Task details | Report each line from the records where the string "icon" turns up.

### Data in this exercise

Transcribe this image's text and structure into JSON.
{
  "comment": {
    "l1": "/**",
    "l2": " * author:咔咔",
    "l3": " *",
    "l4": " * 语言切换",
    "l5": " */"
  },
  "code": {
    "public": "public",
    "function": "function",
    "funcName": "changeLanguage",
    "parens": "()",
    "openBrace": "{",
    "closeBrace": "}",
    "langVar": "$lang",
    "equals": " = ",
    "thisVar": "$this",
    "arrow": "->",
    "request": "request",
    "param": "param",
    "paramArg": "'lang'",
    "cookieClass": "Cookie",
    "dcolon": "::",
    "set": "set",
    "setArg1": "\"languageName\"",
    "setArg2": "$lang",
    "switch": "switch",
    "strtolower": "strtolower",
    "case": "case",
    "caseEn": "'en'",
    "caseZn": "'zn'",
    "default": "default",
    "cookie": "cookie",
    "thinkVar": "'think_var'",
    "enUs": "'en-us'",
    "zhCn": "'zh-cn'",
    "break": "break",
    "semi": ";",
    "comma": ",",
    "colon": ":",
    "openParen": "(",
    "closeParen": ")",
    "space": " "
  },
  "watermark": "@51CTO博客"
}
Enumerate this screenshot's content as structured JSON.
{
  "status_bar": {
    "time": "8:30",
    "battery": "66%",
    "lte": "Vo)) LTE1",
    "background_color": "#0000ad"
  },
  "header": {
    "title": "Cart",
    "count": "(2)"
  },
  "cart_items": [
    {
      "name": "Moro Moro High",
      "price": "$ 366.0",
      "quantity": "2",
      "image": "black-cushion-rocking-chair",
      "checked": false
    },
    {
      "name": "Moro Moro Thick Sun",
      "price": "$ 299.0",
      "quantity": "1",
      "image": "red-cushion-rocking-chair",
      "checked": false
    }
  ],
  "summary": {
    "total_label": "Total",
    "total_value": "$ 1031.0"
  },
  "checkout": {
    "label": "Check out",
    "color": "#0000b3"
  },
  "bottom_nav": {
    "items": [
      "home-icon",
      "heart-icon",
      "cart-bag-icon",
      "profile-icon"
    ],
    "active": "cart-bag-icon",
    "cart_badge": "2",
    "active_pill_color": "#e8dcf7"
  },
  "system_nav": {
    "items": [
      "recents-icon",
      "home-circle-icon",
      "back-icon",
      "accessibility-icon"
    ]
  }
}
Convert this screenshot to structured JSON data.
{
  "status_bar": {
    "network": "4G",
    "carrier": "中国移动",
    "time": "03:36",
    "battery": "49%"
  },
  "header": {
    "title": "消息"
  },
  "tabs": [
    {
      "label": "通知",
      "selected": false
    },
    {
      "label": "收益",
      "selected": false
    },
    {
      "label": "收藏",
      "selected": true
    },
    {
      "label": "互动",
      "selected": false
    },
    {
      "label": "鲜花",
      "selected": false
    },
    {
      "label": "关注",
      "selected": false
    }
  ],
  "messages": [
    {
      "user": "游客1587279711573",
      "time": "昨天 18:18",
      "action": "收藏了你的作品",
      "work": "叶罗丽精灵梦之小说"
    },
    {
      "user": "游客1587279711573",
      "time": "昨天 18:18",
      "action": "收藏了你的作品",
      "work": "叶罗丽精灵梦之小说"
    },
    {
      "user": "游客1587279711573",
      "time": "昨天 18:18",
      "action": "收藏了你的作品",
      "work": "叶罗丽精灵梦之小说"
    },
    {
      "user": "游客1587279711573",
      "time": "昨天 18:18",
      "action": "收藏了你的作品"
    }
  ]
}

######

Exercise solution |
      "home-icon",
      "heart-icon",
      "cart-bag-icon",
      "profile-icon"
    "active": "cart-bag-icon",
      "recents-icon",
      "home-circle-icon",
      "back-icon",
      "accessibility-icon"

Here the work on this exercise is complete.